When I originaly designed this webpage, there was a site (http://astro.isi.edu/games/analemma.html) containing a link (http://astro.isi.edu/games/analemma.c) to a C program by Brian Tung designed to plot analemmas under various values for orbital eccentricity, axial obliquity, and relative positions of the equinox in relation to the line of apsides. This site appears (May 2014) no longer to be up, but I did download and compile the program, and plotted analemmas using various real and hypothetical planetary parameters.

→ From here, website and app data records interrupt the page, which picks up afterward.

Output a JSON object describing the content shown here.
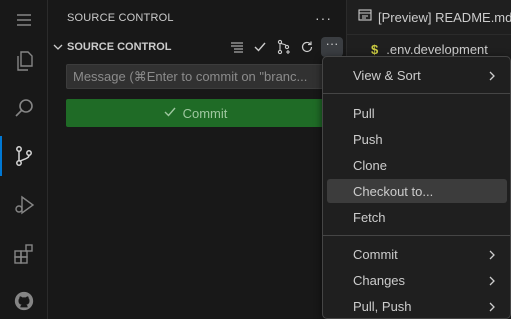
{
  "sidebar": {
    "title": "SOURCE CONTROL",
    "more": "···",
    "section_title": "SOURCE CONTROL",
    "section_more": "···",
    "message_placeholder": "Message (⌘Enter to commit on \"branc...",
    "commit_label": "Commit"
  },
  "editor": {
    "tab_label": "[Preview] README.md",
    "file_glyph": "$",
    "file_name": ".env.development"
  },
  "menu": {
    "items": [
      {
        "label": "View & Sort"
      },
      {
        "label": "Pull"
      },
      {
        "label": "Push"
      },
      {
        "label": "Clone"
      },
      {
        "label": "Checkout to..."
      },
      {
        "label": "Fetch"
      },
      {
        "label": "Commit"
      },
      {
        "label": "Changes"
      },
      {
        "label": "Pull, Push"
      }
    ]
  },
  "colors": {
    "accent": "#0078d4",
    "commit_button": "#1f6b26",
    "menu_hover": "#3c3c3c"
  },
  "icons": [
    "menu-icon",
    "files-icon",
    "search-icon",
    "source-control-icon",
    "run-debug-icon",
    "extensions-icon",
    "github-icon"
  ]
}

This program appears to be more accurate than some others, which may only give tolerably-accurate results when the eccentricity and obliquity are low. [Update: in 2018 I discovered that the webpage in question has moved to http://www.astronomycorner.net/games/analemma.html, and the C program is now at http://www.astronomycorner.net/games/analemma.c.]
The left hand picture below shows the appoximate shape of the Earth's analemma about eight to nine hundred years ago, when the orbital line of apsides coincided with the solstices (perihelion coincided with the northern winter solstice). The centre one shows the analemma of the present epoch, with the perihelion early in January, whilst the northern winter solstice is December 21-22. The right picture shows the shape of the analemma when the line of apsides coincide with the equinoxes, as will probably occur in around five thousand years time.
In summary, then:
Sun-dial time does not always coincide with mean clock time, but can be up to about a quarter of an hour ahead or behind clock time depending on time of year (taking into allowance adjustments for Daylight Saving Time and longitude differences).
In Sheffield (and similar latitudes) the earliest sunset occurs about nine days before the winter solstice, and the latest sunrise a similar amount of time after the winter solstice. The difference in time between the date of eariest sunset and latest sunrise is greatest in the lower latitudes as one approaches the tropics, and least as one approaches the arctic or antarctic circles.
The difference between sun-dial time and local mean time is known as the Equation of Time (being by convention positive when the sun-dial time is ahead of mean time, and negative when behind).
Multiple photographic exposures of the Sun, taken with a stationary mounted camera, at intervals of 24 hours (or exact multiples thereof), throughout the year, would show the Sun trace a path like a long slender figure-of-eight, known as an analemma.
The corresponding analemma for Mars is pear-shaped. (The intervals between exposures here must be multiples of approximately 24 hours 40 minutes, the duration of the Martian mean solar day.) In addition, due to Mars' orbit being more eccentric than the Earth's, sun-dial time on Mars can be up to about 50 minutes behind or 40 minutes ahead of local mean time.
Analemmas for other planets are of varying shapes, and may or may not cross over themselves (figure-of-eight style), depending on the relative importance of the planet's axial tilt and the eccentricity of its orbit, in determining the Equation of Time for the planet.
Page composed December 2004
Updated December 2005
Updated 31 May 2014 and 13 September 2018
(including the removal of some dead links)
Updated (new links inserted) 4 November 2018